(See here and here for the article refrenced below)
“… I have smelt
Corruption in the dish, incense in the latrine, the sewer in
the incense, the smell of sweet soap in
— T.S. Eliot, “Murder In The Cathedral” (1934)
Eliot’s words, spoken to reflect the tension and mounting
horror of the people of Canterbury as the murder of Archbishop
Thomas Beckett approaches, convey the powerful
sense of “wrongness” that our sense of smell can evoke.
Some odors are inherently repulsive, while in other cases a
sense of revulsion occurs when incompatible odors are
mixed. At Oxford Chemicals, we put together a listing of
“off-odors” that we are familiar with in the aroma chemicals
business. While we are proud of the quality of our products,
we occasionally have problems with off-notes that lead to the
material going back for further purification.
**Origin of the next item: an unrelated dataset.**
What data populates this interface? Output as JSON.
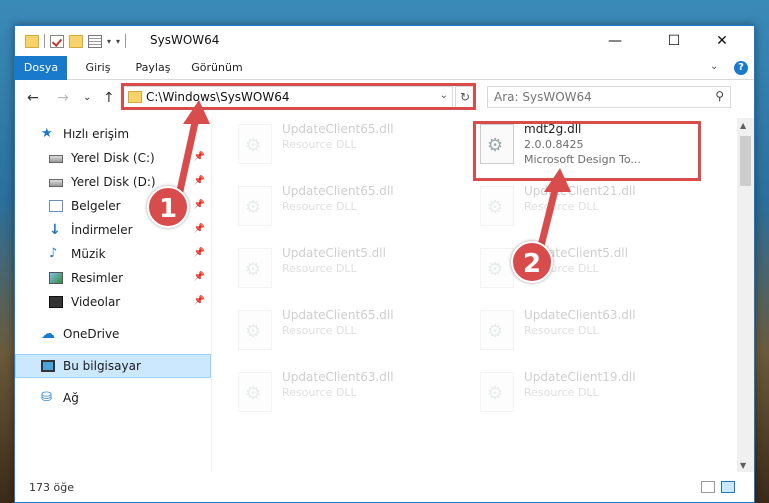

We take the
view that if a supplier claims they never detect any off-notes
in their products, this means that the customer is doing their
quality control for them From these off-notes we devised the
Devil’s Flavor Wheel (Figure 24).
Want to see the Devil’s Wheel? Of course you do:
Biscuity, farty, ammoniacal (contrast this to the usual comparisons perfumers draw, like “cassis” and “neroli.”) The thing I like about reading about perfumery is you’re never sure whether the person writing this stuff would rather be a chemist or a poet. See you Monday.